EXERCISE DESCRIPTION:
The expected answer is the data below, printed verbatim without its pictures.

(Collected data)
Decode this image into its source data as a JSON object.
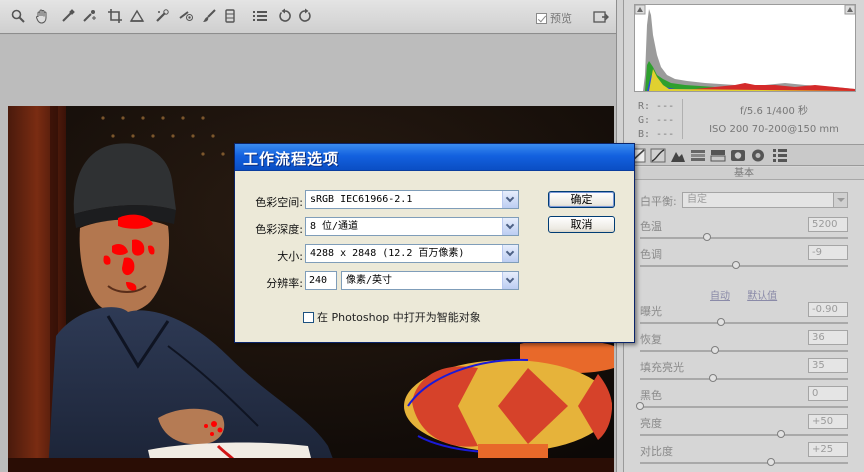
{
  "toolbar": {
    "tools": [
      {
        "name": "zoom-tool",
        "icon": "magnifier-icon"
      },
      {
        "name": "hand-tool",
        "icon": "hand-icon"
      },
      {
        "name": "white-balance-tool",
        "icon": "eyedropper-icon"
      },
      {
        "name": "color-sampler-tool",
        "icon": "sampler-icon"
      },
      {
        "name": "crop-tool",
        "icon": "crop-icon"
      },
      {
        "name": "straighten-tool",
        "icon": "straighten-icon"
      },
      {
        "name": "retouch-tool",
        "icon": "retouch-icon"
      },
      {
        "name": "red-eye-tool",
        "icon": "red-eye-icon"
      },
      {
        "name": "adjustment-brush-tool",
        "icon": "brush-icon"
      },
      {
        "name": "graduated-filter-tool",
        "icon": "gradient-icon"
      },
      {
        "name": "preferences-tool",
        "icon": "list-icon"
      },
      {
        "name": "rotate-ccw-tool",
        "icon": "rotate-left-icon"
      },
      {
        "name": "rotate-cw-tool",
        "icon": "rotate-right-icon"
      }
    ],
    "preview_label": "预览",
    "preview_checked": true
  },
  "readout": {
    "r": "R: ---",
    "g": "G: ---",
    "b": "B: ---",
    "camera_line1": "f/5.6  1/400 秒",
    "camera_line2": "ISO 200  70-200@150 mm"
  },
  "panel": {
    "header": "基本",
    "white_balance_label": "白平衡:",
    "white_balance_value": "自定",
    "auto_label": "自动",
    "default_label": "默认值",
    "adjustments": [
      {
        "label": "色温",
        "value": "5200",
        "level": 0.32
      },
      {
        "label": "色调",
        "value": "-9",
        "level": 0.46
      },
      {
        "label": "曝光",
        "value": "-0.90",
        "level": 0.39
      },
      {
        "label": "恢复",
        "value": "36",
        "level": 0.36
      },
      {
        "label": "填充亮光",
        "value": "35",
        "level": 0.35
      },
      {
        "label": "黑色",
        "value": "0",
        "level": 0.0
      },
      {
        "label": "亮度",
        "value": "+50",
        "level": 0.68
      },
      {
        "label": "对比度",
        "value": "+25",
        "level": 0.63
      }
    ]
  },
  "dialog": {
    "title": "工作流程选项",
    "color_space_label": "色彩空间:",
    "color_space_value": "sRGB IEC61966-2.1",
    "bit_depth_label": "色彩深度:",
    "bit_depth_value": "8 位/通道",
    "size_label": "大小:",
    "size_value": "4288 x 2848  (12.2 百万像素)",
    "resolution_label": "分辨率:",
    "resolution_value": "240",
    "resolution_unit": "像素/英寸",
    "ok_label": "确定",
    "cancel_label": "取消",
    "smart_object_label": "在 Photoshop 中打开为智能对象",
    "smart_object_checked": false
  },
  "colors": {
    "dialog_title_bar": "#1361df",
    "dialog_bg": "#ece9d8",
    "panel_bg": "#d6d6d6",
    "clipping_overlay": "#ff0000"
  }
}
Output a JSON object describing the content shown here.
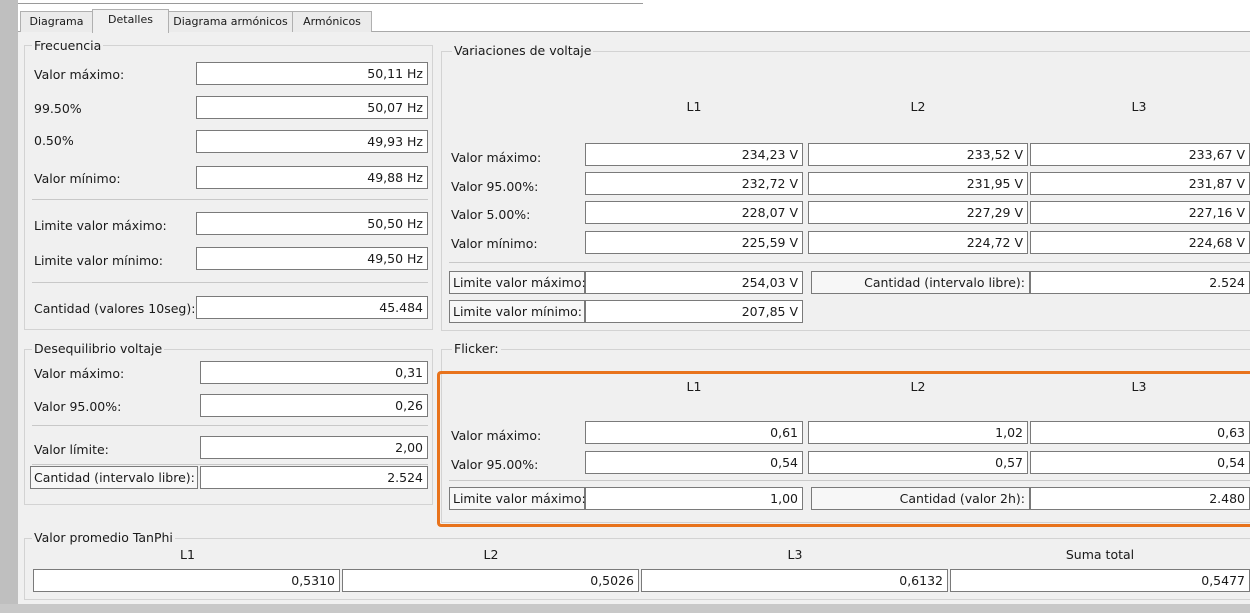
{
  "tabs": [
    {
      "label": "Diagrama"
    },
    {
      "label": "Detalles"
    },
    {
      "label": "Diagrama armónicos"
    },
    {
      "label": "Armónicos"
    }
  ],
  "frecuencia": {
    "title": "Frecuencia",
    "valor_maximo": {
      "label": "Valor máximo:",
      "value": "50,11 Hz"
    },
    "p9950": {
      "label": "99.50%",
      "value": "50,07 Hz"
    },
    "p050": {
      "label": "0.50%",
      "value": "49,93 Hz"
    },
    "valor_minimo": {
      "label": "Valor mínimo:",
      "value": "49,88 Hz"
    },
    "limite_maximo": {
      "label": "Limite valor máximo:",
      "value": "50,50 Hz"
    },
    "limite_minimo": {
      "label": "Limite valor mínimo:",
      "value": "49,50 Hz"
    },
    "cantidad": {
      "label": "Cantidad (valores 10seg):",
      "value": "45.484"
    }
  },
  "variaciones": {
    "title": "Variaciones de voltaje",
    "headers": [
      "L1",
      "L2",
      "L3"
    ],
    "rows": [
      {
        "label": "Valor máximo:",
        "values": [
          "234,23 V",
          "233,52 V",
          "233,67 V"
        ]
      },
      {
        "label": "Valor 95.00%:",
        "values": [
          "232,72 V",
          "231,95 V",
          "231,87 V"
        ]
      },
      {
        "label": "Valor 5.00%:",
        "values": [
          "228,07 V",
          "227,29 V",
          "227,16 V"
        ]
      },
      {
        "label": "Valor mínimo:",
        "values": [
          "225,59 V",
          "224,72 V",
          "224,68 V"
        ]
      }
    ],
    "limite_maximo": {
      "label": "Limite valor máximo:",
      "value": "254,03 V"
    },
    "limite_minimo": {
      "label": "Limite valor mínimo:",
      "value": "207,85 V"
    },
    "cantidad": {
      "label": "Cantidad (intervalo libre):",
      "value": "2.524"
    }
  },
  "desequilibrio": {
    "title": "Desequilibrio voltaje",
    "valor_maximo": {
      "label": "Valor máximo:",
      "value": "0,31"
    },
    "valor_95": {
      "label": "Valor 95.00%:",
      "value": "0,26"
    },
    "valor_limite": {
      "label": "Valor límite:",
      "value": "2,00"
    },
    "cantidad": {
      "label": "Cantidad (intervalo libre):",
      "value": "2.524"
    }
  },
  "flicker": {
    "title": "Flicker:",
    "headers": [
      "L1",
      "L2",
      "L3"
    ],
    "rows": [
      {
        "label": "Valor máximo:",
        "values": [
          "0,61",
          "1,02",
          "0,63"
        ]
      },
      {
        "label": "Valor 95.00%:",
        "values": [
          "0,54",
          "0,57",
          "0,54"
        ]
      }
    ],
    "limite_maximo": {
      "label": "Limite valor máximo:",
      "value": "1,00"
    },
    "cantidad": {
      "label": "Cantidad (valor 2h):",
      "value": "2.480"
    }
  },
  "tanphi": {
    "title": "Valor promedio TanPhi",
    "headers": [
      "L1",
      "L2",
      "L3",
      "Suma total"
    ],
    "values": [
      "0,5310",
      "0,5026",
      "0,6132",
      "0,5477"
    ]
  },
  "colors": {
    "highlight": "#e8731c",
    "panel": "#f0f0f0",
    "field_border": "#7a7a7a"
  }
}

PROBLEM SOLUTION:
Decode this image into its source data as a JSON object.
{
  "toolbar": {
    "tools": [
      {
        "name": "zoom-tool",
        "icon": "magnifier-icon"
      },
      {
        "name": "hand-tool",
        "icon": "hand-icon"
      },
      {
        "name": "white-balance-tool",
        "icon": "eyedropper-icon"
      },
      {
        "name": "color-sampler-tool",
        "icon": "sampler-icon"
      },
      {
        "name": "crop-tool",
        "icon": "crop-icon"
      },
      {
        "name": "straighten-tool",
        "icon": "straighten-icon"
      },
      {
        "name": "retouch-tool",
        "icon": "retouch-icon"
      },
      {
        "name": "red-eye-tool",
        "icon": "red-eye-icon"
      },
      {
        "name": "adjustment-brush-tool",
        "icon": "brush-icon"
      },
      {
        "name": "graduated-filter-tool",
        "icon": "gradient-icon"
      },
      {
        "name": "preferences-tool",
        "icon": "list-icon"
      },
      {
        "name": "rotate-ccw-tool",
        "icon": "rotate-left-icon"
      },
      {
        "name": "rotate-cw-tool",
        "icon": "rotate-right-icon"
      }
    ],
    "preview_label": "预览",
    "preview_checked": true
  },
  "readout": {
    "r": "R: ---",
    "g": "G: ---",
    "b": "B: ---",
    "camera_line1": "f/5.6  1/400 秒",
    "camera_line2": "ISO 200  70-200@150 mm"
  },
  "panel": {
    "header": "基本",
    "white_balance_label": "白平衡:",
    "white_balance_value": "自定",
    "auto_label": "自动",
    "default_label": "默认值",
    "adjustments": [
      {
        "label": "色温",
        "value": "5200",
        "level": 0.32
      },
      {
        "label": "色调",
        "value": "-9",
        "level": 0.46
      },
      {
        "label": "曝光",
        "value": "-0.90",
        "level": 0.39
      },
      {
        "label": "恢复",
        "value": "36",
        "level": 0.36
      },
      {
        "label": "填充亮光",
        "value": "35",
        "level": 0.35
      },
      {
        "label": "黑色",
        "value": "0",
        "level": 0.0
      },
      {
        "label": "亮度",
        "value": "+50",
        "level": 0.68
      },
      {
        "label": "对比度",
        "value": "+25",
        "level": 0.63
      }
    ]
  },
  "dialog": {
    "title": "工作流程选项",
    "color_space_label": "色彩空间:",
    "color_space_value": "sRGB IEC61966-2.1",
    "bit_depth_label": "色彩深度:",
    "bit_depth_value": "8 位/通道",
    "size_label": "大小:",
    "size_value": "4288 x 2848  (12.2 百万像素)",
    "resolution_label": "分辨率:",
    "resolution_value": "240",
    "resolution_unit": "像素/英寸",
    "ok_label": "确定",
    "cancel_label": "取消",
    "smart_object_label": "在 Photoshop 中打开为智能对象",
    "smart_object_checked": false
  },
  "colors": {
    "dialog_title_bar": "#1361df",
    "dialog_bg": "#ece9d8",
    "panel_bg": "#d6d6d6",
    "clipping_overlay": "#ff0000"
  }
}
Output a JSON object describing the content shown here.
{
  "tabs": [
    {
      "label": "Diagrama"
    },
    {
      "label": "Detalles"
    },
    {
      "label": "Diagrama armónicos"
    },
    {
      "label": "Armónicos"
    }
  ],
  "frecuencia": {
    "title": "Frecuencia",
    "valor_maximo": {
      "label": "Valor máximo:",
      "value": "50,11 Hz"
    },
    "p9950": {
      "label": "99.50%",
      "value": "50,07 Hz"
    },
    "p050": {
      "label": "0.50%",
      "value": "49,93 Hz"
    },
    "valor_minimo": {
      "label": "Valor mínimo:",
      "value": "49,88 Hz"
    },
    "limite_maximo": {
      "label": "Limite valor máximo:",
      "value": "50,50 Hz"
    },
    "limite_minimo": {
      "label": "Limite valor mínimo:",
      "value": "49,50 Hz"
    },
    "cantidad": {
      "label": "Cantidad (valores 10seg):",
      "value": "45.484"
    }
  },
  "variaciones": {
    "title": "Variaciones de voltaje",
    "headers": [
      "L1",
      "L2",
      "L3"
    ],
    "rows": [
      {
        "label": "Valor máximo:",
        "values": [
          "234,23 V",
          "233,52 V",
          "233,67 V"
        ]
      },
      {
        "label": "Valor 95.00%:",
        "values": [
          "232,72 V",
          "231,95 V",
          "231,87 V"
        ]
      },
      {
        "label": "Valor 5.00%:",
        "values": [
          "228,07 V",
          "227,29 V",
          "227,16 V"
        ]
      },
      {
        "label": "Valor mínimo:",
        "values": [
          "225,59 V",
          "224,72 V",
          "224,68 V"
        ]
      }
    ],
    "limite_maximo": {
      "label": "Limite valor máximo:",
      "value": "254,03 V"
    },
    "limite_minimo": {
      "label": "Limite valor mínimo:",
      "value": "207,85 V"
    },
    "cantidad": {
      "label": "Cantidad (intervalo libre):",
      "value": "2.524"
    }
  },
  "desequilibrio": {
    "title": "Desequilibrio voltaje",
    "valor_maximo": {
      "label": "Valor máximo:",
      "value": "0,31"
    },
    "valor_95": {
      "label": "Valor 95.00%:",
      "value": "0,26"
    },
    "valor_limite": {
      "label": "Valor límite:",
      "value": "2,00"
    },
    "cantidad": {
      "label": "Cantidad (intervalo libre):",
      "value": "2.524"
    }
  },
  "flicker": {
    "title": "Flicker:",
    "headers": [
      "L1",
      "L2",
      "L3"
    ],
    "rows": [
      {
        "label": "Valor máximo:",
        "values": [
          "0,61",
          "1,02",
          "0,63"
        ]
      },
      {
        "label": "Valor 95.00%:",
        "values": [
          "0,54",
          "0,57",
          "0,54"
        ]
      }
    ],
    "limite_maximo": {
      "label": "Limite valor máximo:",
      "value": "1,00"
    },
    "cantidad": {
      "label": "Cantidad (valor 2h):",
      "value": "2.480"
    }
  },
  "tanphi": {
    "title": "Valor promedio TanPhi",
    "headers": [
      "L1",
      "L2",
      "L3",
      "Suma total"
    ],
    "values": [
      "0,5310",
      "0,5026",
      "0,6132",
      "0,5477"
    ]
  },
  "colors": {
    "highlight": "#e8731c",
    "panel": "#f0f0f0",
    "field_border": "#7a7a7a"
  }
}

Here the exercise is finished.